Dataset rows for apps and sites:

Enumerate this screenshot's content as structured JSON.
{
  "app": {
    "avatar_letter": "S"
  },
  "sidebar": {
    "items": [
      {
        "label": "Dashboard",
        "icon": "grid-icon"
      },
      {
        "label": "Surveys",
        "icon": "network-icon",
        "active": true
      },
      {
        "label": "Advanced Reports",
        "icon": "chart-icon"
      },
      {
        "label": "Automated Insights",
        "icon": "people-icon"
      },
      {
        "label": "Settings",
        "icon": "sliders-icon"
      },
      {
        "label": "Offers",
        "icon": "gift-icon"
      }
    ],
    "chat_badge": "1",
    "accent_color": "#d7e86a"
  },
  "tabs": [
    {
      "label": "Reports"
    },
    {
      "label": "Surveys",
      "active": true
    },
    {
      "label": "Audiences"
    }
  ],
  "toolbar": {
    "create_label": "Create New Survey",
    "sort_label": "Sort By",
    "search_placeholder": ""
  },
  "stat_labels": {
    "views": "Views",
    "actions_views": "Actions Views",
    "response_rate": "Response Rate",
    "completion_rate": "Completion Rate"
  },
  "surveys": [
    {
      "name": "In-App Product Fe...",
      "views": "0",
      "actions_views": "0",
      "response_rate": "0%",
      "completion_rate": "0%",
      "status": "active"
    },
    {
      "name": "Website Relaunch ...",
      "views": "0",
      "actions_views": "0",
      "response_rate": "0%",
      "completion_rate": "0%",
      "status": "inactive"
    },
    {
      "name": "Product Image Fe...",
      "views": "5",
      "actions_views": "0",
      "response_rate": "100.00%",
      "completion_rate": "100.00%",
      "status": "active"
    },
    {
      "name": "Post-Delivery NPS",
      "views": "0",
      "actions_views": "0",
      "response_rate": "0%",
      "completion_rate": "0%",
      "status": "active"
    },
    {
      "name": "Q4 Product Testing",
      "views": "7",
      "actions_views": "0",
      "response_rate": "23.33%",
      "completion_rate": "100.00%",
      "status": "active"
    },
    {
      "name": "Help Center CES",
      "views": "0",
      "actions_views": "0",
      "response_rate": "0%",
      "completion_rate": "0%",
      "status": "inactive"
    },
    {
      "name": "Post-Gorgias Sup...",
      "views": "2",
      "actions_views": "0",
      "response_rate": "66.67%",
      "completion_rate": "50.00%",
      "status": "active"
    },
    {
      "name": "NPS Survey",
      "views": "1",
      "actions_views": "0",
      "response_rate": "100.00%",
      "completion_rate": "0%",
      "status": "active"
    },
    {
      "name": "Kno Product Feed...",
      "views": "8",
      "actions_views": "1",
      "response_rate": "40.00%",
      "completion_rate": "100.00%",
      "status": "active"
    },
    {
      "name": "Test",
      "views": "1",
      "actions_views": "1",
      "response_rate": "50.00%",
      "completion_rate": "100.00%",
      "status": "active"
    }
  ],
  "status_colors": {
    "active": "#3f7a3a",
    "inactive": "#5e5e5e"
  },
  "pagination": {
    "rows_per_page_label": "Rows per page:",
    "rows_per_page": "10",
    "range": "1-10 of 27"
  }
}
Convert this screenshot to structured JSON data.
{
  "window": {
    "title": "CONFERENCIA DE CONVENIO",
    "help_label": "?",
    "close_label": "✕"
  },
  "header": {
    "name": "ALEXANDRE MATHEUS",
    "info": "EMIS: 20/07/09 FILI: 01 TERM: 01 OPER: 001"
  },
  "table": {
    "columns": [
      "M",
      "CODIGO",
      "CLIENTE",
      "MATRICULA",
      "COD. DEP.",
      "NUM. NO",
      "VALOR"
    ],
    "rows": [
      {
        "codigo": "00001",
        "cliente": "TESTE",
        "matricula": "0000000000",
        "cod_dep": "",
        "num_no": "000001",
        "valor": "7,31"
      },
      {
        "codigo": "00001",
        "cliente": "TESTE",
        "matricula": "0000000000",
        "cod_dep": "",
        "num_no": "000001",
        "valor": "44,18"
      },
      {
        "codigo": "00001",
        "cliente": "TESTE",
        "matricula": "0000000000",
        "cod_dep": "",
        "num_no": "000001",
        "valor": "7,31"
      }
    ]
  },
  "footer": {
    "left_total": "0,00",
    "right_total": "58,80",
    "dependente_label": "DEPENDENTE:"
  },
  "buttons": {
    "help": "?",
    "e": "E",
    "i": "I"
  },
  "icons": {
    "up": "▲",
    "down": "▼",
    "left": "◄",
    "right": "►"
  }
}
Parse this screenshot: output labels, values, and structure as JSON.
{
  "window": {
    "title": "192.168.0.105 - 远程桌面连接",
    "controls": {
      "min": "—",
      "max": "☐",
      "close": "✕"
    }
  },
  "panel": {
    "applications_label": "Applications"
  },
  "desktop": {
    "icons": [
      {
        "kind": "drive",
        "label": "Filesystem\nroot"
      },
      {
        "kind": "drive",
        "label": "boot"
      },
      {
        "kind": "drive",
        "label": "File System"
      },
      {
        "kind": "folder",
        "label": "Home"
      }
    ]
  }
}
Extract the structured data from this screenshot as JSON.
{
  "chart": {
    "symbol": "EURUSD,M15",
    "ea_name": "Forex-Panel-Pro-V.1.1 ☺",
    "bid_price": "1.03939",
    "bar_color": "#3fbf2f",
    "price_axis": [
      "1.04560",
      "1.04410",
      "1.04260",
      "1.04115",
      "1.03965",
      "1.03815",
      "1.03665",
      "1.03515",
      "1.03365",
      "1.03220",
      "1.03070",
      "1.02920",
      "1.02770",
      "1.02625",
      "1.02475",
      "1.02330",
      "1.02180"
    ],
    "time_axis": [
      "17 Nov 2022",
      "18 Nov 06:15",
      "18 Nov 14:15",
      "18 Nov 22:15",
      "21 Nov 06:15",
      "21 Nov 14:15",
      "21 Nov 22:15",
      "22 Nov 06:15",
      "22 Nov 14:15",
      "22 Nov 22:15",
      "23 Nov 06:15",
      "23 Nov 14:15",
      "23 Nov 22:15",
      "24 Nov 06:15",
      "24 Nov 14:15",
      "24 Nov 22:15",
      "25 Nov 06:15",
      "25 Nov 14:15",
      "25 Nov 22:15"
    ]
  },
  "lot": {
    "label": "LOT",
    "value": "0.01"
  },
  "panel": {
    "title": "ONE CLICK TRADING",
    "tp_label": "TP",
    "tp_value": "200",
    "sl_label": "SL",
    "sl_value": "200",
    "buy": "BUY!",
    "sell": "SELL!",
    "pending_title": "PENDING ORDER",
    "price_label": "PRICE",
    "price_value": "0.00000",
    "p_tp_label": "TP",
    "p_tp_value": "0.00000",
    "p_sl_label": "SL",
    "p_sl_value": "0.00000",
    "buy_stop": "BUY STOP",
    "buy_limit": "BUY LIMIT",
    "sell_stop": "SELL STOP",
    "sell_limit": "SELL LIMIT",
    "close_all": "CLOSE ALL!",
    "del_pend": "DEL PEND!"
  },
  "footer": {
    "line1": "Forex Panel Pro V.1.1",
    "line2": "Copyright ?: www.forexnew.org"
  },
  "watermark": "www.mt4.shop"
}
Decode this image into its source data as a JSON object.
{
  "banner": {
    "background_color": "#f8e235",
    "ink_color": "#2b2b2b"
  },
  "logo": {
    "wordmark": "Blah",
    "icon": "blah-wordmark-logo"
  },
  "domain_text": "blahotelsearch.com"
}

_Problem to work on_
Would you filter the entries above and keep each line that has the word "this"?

_Exercise solution_
Enumerate this screenshot's content as structured JSON.
Convert this screenshot to structured JSON data.
Parse this screenshot: output labels, values, and structure as JSON.
Extract the structured data from this screenshot as JSON.
Decode this image into its source data as a JSON object.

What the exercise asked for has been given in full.